*** Block opens ***

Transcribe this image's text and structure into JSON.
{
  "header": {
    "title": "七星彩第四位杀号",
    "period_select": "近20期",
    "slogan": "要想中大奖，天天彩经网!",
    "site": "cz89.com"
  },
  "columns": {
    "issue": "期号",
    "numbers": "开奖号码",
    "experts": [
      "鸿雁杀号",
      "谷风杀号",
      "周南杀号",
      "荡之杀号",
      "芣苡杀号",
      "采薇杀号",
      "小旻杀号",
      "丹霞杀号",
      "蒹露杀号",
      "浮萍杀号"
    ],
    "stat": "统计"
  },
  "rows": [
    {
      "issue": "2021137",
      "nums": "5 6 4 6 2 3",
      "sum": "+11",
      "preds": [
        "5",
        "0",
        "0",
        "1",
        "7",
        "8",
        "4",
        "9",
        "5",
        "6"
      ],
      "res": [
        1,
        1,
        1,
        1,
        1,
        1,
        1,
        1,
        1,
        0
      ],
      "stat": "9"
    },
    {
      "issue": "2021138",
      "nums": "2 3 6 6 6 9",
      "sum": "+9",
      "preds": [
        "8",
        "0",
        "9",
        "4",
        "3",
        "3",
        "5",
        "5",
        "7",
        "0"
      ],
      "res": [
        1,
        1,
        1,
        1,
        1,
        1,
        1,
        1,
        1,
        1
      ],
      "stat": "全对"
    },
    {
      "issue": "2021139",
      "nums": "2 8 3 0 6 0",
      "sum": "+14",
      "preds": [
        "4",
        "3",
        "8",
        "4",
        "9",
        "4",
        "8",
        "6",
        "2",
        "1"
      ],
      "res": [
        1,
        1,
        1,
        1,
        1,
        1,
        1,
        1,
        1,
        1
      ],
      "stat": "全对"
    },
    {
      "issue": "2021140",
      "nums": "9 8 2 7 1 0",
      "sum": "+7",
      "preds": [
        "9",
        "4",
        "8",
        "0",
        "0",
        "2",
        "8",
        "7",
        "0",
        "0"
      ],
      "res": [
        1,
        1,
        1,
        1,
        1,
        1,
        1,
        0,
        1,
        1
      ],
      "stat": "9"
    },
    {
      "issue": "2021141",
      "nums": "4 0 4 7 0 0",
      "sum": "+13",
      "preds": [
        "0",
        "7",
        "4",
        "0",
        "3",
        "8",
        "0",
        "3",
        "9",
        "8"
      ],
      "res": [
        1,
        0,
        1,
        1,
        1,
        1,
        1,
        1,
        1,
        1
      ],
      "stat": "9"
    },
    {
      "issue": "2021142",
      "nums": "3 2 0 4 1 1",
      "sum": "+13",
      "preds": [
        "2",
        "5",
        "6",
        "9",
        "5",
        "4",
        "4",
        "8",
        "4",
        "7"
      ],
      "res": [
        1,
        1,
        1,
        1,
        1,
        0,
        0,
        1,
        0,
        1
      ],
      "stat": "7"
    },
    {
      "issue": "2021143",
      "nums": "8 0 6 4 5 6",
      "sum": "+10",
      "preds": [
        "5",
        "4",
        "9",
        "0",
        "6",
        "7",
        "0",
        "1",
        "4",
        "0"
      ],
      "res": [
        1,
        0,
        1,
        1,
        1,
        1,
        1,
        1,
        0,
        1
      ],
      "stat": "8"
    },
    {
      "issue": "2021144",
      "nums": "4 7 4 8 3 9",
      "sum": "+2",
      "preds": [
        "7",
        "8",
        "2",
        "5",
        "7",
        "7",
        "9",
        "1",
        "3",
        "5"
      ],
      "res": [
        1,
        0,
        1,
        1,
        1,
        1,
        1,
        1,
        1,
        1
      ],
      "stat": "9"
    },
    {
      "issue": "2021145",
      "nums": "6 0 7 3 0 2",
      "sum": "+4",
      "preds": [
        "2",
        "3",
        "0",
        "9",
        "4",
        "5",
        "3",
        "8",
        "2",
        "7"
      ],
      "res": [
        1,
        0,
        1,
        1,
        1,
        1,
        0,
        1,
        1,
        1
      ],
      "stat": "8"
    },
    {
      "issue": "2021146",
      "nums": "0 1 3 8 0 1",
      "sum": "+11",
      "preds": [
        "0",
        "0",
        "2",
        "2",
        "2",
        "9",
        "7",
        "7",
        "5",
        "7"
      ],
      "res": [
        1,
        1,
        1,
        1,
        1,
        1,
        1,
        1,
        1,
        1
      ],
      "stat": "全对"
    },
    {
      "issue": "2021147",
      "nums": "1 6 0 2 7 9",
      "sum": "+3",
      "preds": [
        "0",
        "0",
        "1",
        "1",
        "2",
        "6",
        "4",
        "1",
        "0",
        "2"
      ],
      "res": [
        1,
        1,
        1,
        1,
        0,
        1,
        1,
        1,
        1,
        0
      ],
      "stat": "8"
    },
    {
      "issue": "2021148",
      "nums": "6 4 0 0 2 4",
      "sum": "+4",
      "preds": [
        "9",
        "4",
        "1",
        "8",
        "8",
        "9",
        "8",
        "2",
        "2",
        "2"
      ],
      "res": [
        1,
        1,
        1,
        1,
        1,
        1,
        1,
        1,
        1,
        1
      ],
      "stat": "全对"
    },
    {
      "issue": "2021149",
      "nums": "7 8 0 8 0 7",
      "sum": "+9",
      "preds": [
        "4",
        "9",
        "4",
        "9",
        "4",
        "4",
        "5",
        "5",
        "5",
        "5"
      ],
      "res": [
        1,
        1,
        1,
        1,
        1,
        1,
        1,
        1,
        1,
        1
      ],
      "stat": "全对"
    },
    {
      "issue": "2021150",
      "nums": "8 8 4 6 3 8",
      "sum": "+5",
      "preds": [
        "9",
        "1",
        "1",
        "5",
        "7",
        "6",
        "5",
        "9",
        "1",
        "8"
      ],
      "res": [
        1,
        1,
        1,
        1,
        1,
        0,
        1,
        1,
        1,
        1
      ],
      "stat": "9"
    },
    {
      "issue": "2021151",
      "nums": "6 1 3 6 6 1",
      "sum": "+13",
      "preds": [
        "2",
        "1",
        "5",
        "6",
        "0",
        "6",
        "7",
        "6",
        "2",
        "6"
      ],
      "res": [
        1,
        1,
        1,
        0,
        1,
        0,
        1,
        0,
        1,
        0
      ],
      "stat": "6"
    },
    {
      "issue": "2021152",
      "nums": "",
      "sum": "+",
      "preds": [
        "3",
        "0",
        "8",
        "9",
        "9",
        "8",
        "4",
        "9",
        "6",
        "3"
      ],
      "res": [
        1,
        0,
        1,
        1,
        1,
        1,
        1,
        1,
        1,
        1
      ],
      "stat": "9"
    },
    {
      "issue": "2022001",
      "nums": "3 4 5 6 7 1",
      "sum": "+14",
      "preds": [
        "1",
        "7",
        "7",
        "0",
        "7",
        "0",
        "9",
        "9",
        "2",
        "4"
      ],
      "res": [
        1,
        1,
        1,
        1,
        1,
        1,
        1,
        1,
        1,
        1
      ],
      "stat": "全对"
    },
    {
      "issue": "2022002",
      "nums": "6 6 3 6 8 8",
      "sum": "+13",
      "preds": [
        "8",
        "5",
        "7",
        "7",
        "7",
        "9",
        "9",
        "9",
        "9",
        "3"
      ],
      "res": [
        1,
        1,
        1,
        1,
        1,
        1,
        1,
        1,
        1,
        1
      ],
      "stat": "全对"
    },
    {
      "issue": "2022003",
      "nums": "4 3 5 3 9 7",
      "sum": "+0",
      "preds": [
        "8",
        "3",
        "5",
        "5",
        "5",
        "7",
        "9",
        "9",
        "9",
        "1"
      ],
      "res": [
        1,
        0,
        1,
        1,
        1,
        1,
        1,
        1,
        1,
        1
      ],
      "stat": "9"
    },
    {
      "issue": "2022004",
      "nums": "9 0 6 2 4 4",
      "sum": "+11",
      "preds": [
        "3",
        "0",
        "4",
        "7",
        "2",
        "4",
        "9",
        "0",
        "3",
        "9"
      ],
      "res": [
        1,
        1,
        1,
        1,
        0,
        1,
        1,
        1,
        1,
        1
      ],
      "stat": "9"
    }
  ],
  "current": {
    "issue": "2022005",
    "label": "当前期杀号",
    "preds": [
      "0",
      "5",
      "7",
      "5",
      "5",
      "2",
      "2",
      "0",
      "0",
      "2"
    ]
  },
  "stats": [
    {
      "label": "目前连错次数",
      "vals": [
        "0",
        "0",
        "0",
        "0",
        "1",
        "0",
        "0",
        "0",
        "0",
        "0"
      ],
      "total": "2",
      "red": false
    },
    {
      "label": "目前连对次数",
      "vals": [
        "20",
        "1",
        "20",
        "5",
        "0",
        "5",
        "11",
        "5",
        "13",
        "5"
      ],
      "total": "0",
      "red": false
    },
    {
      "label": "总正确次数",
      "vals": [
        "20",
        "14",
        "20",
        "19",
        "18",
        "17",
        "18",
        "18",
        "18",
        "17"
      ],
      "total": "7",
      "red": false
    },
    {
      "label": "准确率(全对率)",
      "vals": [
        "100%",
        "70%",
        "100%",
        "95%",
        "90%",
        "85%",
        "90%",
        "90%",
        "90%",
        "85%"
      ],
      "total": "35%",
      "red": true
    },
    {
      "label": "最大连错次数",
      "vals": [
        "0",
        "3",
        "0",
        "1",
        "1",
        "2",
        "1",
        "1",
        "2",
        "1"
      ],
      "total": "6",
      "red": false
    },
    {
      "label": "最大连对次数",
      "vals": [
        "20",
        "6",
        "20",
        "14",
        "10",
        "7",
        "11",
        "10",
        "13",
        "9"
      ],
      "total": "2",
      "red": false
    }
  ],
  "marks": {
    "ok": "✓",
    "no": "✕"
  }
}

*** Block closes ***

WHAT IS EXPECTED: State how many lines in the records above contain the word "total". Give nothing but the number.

RESULT OF THIS TASK: 6